I guess I’d say ‘I’m Your Man’, Leonard Cohen’s much malligned 1988 eight track masterpiece, is the perfect album. For me. Right now. I keep coming back to it. And have for the past fortnight. It is wonderful.
A lot of the musical backdrops remind me of early Carter. Especially the spine tingling synthetic rom pom pom on ‘Take This Waltz’. I wrote a waltz tune, in my head, yesderday, as I hobbled up and down the length of Manhattan’s belly. I look forward to exorcising it from my cluttered brain space.
I am reunited with ‘I’m Your Man’ because Sioux Z was the third woman to save me the other day. I had just finished typing out the last entry, which, nigh on pure flow from brain to fingers to keys, took nearly an hour. I looked up from the screen, took in the torrential rainfall about the library in which I sat, and Amy and Cecelia were there, and the Shandaken household could not afford to get to NY en masse. And me, with my less than ten bucks, became the beneficiary of their sweet nature, despite the ugliness which had preceded. They gave me coach fare and wished me luck on my journey. I gave Amy her birthday card, etched out earlier in the uncomfort of the foreign home I was in with other people’s pens.
And I was on my way. I read the New York Times and Spin, and stepped into a New York in the midst of a monsoon. My bloodied, brok up feet hobbled the streets for an hour or so, carrying the bug bit carcass and soddden granny cart bag lady I’d become, a head growing frantic, unable to reach any of my New York people by phone. I considered trying to get into Spiky and Amy’s old flat to escape the flood. And I was hungry.
So, in a moment of weakness, I broke my rule, and went against 16 months of moral righteousness, and escaped the flood under the rancid arches of McDonalds, Union Square. I gave them money, in return for fries and a burger and a carbonated soft drink. And I sat at one of thier littte tables, soggy old New York Times open, and read Al Gore’s speech from the opening night of the Democratic Convention in Boston. I have a new respect for that man after that. It brought tears to my eyes.

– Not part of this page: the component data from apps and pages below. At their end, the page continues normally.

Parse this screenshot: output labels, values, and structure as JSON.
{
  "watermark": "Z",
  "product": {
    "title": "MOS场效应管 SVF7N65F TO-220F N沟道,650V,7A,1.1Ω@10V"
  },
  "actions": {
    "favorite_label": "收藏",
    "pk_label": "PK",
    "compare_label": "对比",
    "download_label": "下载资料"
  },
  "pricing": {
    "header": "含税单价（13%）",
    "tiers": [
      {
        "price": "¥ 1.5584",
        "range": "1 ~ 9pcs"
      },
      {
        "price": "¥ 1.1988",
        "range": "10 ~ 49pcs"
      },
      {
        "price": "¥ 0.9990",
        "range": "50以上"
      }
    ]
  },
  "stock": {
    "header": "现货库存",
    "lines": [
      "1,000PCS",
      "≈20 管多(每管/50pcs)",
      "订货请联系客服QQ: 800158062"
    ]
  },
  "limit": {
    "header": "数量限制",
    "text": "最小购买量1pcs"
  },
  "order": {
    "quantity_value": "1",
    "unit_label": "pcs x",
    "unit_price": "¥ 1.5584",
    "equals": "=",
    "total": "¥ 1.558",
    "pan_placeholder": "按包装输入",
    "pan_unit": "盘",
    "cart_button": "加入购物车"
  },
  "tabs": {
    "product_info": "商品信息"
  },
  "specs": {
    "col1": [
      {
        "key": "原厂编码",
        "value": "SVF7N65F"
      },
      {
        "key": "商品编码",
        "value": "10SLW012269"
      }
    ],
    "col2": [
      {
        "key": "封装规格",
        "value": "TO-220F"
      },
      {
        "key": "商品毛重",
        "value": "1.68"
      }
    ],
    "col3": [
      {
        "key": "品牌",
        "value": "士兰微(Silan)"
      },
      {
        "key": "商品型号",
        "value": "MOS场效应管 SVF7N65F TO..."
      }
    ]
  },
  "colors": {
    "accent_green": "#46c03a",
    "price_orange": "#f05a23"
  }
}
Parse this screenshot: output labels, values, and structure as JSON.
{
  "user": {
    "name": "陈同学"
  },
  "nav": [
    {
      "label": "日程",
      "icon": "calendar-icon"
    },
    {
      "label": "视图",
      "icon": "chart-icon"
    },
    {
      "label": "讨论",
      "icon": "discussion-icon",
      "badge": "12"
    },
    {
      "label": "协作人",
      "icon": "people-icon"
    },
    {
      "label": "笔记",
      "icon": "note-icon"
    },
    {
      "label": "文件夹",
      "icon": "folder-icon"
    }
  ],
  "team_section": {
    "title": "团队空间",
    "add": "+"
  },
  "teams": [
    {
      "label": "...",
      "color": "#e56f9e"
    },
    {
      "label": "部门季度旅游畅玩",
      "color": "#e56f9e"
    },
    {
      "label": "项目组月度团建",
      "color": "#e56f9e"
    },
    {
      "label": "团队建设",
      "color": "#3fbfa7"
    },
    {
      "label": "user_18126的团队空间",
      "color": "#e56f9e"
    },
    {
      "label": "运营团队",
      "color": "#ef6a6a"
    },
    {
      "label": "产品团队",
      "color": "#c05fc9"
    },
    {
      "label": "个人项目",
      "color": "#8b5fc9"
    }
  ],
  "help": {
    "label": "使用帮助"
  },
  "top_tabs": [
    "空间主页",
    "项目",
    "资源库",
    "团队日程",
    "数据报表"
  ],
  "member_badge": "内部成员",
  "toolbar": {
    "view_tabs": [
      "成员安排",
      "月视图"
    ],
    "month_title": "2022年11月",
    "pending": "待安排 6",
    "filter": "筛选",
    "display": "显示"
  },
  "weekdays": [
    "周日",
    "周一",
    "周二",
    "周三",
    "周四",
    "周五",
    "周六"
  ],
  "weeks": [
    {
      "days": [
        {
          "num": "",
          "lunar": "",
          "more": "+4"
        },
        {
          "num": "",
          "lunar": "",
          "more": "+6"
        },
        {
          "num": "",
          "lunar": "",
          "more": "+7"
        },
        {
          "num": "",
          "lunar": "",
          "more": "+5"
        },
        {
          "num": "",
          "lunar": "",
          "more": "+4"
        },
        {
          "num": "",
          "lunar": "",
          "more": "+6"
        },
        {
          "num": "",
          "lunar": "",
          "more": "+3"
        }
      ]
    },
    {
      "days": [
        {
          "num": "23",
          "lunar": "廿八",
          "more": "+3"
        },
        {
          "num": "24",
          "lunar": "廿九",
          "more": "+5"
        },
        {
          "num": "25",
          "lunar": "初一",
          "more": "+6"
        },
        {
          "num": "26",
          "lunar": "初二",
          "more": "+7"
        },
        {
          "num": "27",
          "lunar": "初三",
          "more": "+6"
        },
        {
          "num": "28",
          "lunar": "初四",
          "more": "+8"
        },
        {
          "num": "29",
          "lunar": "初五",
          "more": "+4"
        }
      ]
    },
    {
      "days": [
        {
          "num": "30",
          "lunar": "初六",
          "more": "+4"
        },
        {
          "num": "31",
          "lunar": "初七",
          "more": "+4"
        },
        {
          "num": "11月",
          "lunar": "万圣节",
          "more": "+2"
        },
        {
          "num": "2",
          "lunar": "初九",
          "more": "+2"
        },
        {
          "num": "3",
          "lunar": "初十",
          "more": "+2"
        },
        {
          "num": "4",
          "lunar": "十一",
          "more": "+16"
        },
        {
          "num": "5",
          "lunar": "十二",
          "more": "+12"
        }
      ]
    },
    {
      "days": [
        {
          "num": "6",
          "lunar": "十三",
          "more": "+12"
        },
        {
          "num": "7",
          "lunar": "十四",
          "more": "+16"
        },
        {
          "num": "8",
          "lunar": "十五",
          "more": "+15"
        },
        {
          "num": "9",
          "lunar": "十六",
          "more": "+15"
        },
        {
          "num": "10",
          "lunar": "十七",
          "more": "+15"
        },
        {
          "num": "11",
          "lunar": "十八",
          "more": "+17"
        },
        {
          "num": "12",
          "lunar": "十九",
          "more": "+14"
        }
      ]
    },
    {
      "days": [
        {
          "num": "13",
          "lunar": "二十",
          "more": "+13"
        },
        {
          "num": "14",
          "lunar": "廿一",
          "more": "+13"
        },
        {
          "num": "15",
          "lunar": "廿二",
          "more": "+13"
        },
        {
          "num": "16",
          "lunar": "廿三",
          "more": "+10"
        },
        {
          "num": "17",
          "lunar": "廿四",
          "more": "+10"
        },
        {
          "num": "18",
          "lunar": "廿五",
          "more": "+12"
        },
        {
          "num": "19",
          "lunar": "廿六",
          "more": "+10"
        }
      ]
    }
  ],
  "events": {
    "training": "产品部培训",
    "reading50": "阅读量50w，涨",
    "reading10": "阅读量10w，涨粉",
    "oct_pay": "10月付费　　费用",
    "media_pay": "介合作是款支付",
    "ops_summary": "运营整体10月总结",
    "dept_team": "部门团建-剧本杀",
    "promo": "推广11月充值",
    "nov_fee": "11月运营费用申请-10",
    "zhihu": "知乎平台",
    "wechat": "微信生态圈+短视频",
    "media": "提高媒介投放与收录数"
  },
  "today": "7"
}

My attention was taken by a number of the places patrons, all dirt poor, all crazy. One of Michael Palin’s Python era old men sat to my left, toothlessly burping and slurping a tea through his straggly white beard, occasionally breaking into a violent spaz-out, to the huge amusment of the tiny man child to my right, who’s crackhead mother ignoired his frenzied play, babbling to herself and foaming slighty at the corners of her mouth. I guess the manchild was two or three, and she was in her early twenties. She used to be pretty. Manchild gave up tugging at her leg, as she babbled hotly at the wall. He laughed with joy at the old man. He attempted communication with all who entered. He was facinated by my silly eyebrow jewelry and tatoos. He brought me gifts of straws, and put my rubbish in the bin. He said his name was “Little Boy” when asked, and I said mine was Adam. We drew picures together. “Mickey Mouse!” he gurgled happily. I drew him and Mickey Mouse. He squealed with delight. “Little Boy and Mouse!” His mother continued to babble, clawing at her left arm, white tipped tongue darting over crusty lips. Little Boy drew me a McDonalds arch. He gave me the pen, and said, “Clown?” I drew the McDonalds clown. “MONSTER!” he screamed, and ran about the place making monster noises.
I went back out into the rain after a while. As I got up to go, Little Boy’s mother broke face, stopped her chatter, took her boy’s hand, and said, with a Motherly assertiveness, “say gooodbye to Adam.” She smiled the biggest, glittery smile. Little Boy punched my arm and hid under the table.
Sioux saved me from the rain. At hers I showered, and dried, and listened to ‘I’m Your Man’. My contact lenses had arrived at hers too. I could see again.
And yesterday Paul Western Unioned me some money, and I hobbled the streets with my head held high, in new, clean socks, and I read XXL and I saw Spiderman 2, which made me cry a little, and was great in all the places the first film was dissapointing. In the nighttime I smoked a little weed, and was truly glad of all the things I have.
Today it is Sunny and Hot.